Researchers at North Carolina State University are making use of an “avatar”-like bio-robotic motor system to better understand the physiology of the human body during locomotion.
According to a university press release, the system makes use of a real muscle and tendon as well as a computer-controlled nerve stimulator that functions as the avatar’s spinal cord. The goal of the research is to create robotic devices that combine human and machine functions in an effort to improve locomotion. The research is described by Gregory S. Sawicki, PhD, associate professor in the North Carolina State (NC State) and University of North Carolina-Chapel Hill Joint Department of Biomedical Engineering, and Benjamin D. Robertson, a postdoctoral researcher at Temple University, in Proceedings of the National Academy of Sciences.

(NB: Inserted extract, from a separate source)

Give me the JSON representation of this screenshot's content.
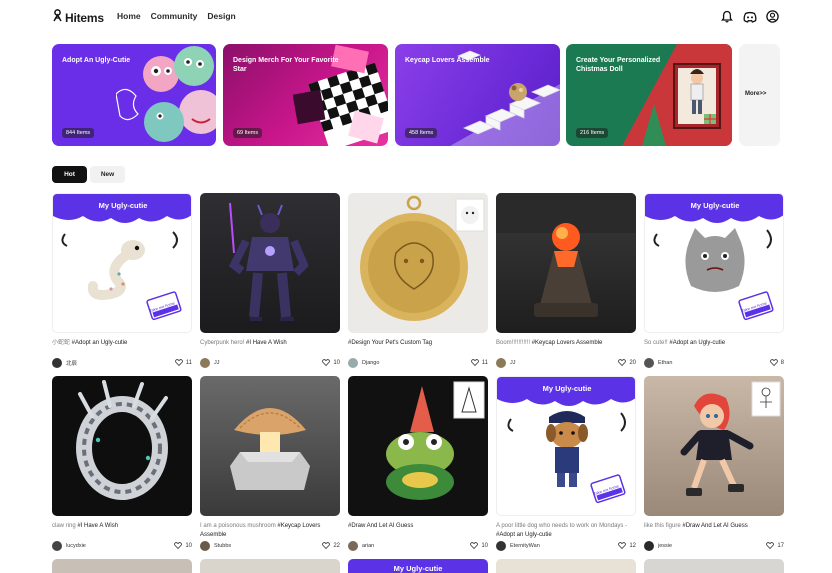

Source: Hall M, NC State University
Sawicki and Robertson found they were able to predict neural control strategies resulting in spring-like behavior when the mass, stiffness and leverage of the ankle’s primary muscle-tendon unit were known.
“We tried to build locomotion from the bottom up by starting with a single muscle-tendon unit, the basic power source for locomotion in all things that move,” Sawicki stated in the release. “We connected that muscle-tendon unit to a motor inside a custom robotic interface designed to simulate what the muscle-tendon unit ‘feels’ inside the leg, and then electrically stimulated the muscle to get contractions going on the benchtop.”

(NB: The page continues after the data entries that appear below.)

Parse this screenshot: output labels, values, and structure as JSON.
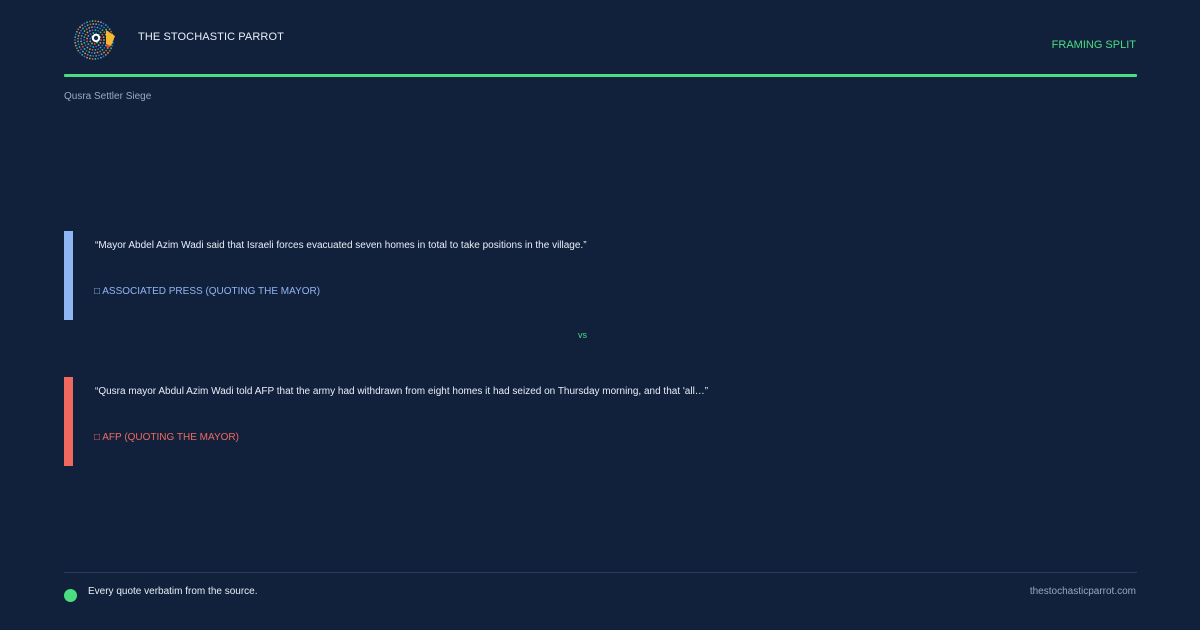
{
  "header": {
    "logo_icon": "parrot-logo-icon",
    "brand": "THE STOCHASTIC PARROT",
    "tag": "FRAMING SPLIT"
  },
  "topic": "Qusra Settler Siege",
  "quotes": [
    {
      "text": "“Mayor Abdel Azim Wadi said that Israeli forces evacuated seven homes in total to take positions in the village.”",
      "source": "□ ASSOCIATED PRESS (QUOTING THE MAYOR)",
      "color": "#8fb6f3"
    },
    {
      "text": "“Qusra mayor Abdul Azim Wadi told AFP that the army had withdrawn from eight homes it had seized on Thursday morning, and that 'all…”",
      "source": "□ AFP (QUOTING THE MAYOR)",
      "color": "#f0695f"
    }
  ],
  "vs": "vs",
  "footer": {
    "note": "Every quote verbatim from the source.",
    "site": "thestochasticparrot.com"
  },
  "colors": {
    "background": "#12213b",
    "accent": "#4ade80",
    "ap": "#8fb6f3",
    "afp": "#f0695f"
  }
}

The researchers found that the leg’s “springy” behavior during locomotion is likely caused by resonance tuning, a mechanism Sawicki noted works similarly to a slinky toy.
“When you get it oscillating well, you hardly have to move your hand — it’s the timing of the interaction forces that matters,” he stated, adding, “In locomotion, resonance comes from tuning the interaction between the nervous system and the leg so they work together. It turns out that if I know the mass, leverage and stiffness of a muscle-tendon unit, I can tell you exactly how often I should stimulate it to get resonance in the form of spring-like, elastic behavior.”
The findings could lead to improved exoskeleton designs and prosthetic systems, according to the release.
“In the end, we found that the same simple underlying principles that govern resonance in simple mechanical systems also apply to these extraordinarily complicated physiological systems,” Robertson stated.
Reference: Sawicki G, et al. P Natl Acad Sci USA. 2015;doi: 10.1073/pnas.1500702112.
Disclosures: The researchers report funding from NC State University and Grant No. 2011152 from the U.S.-Israel Binational Science Foundation.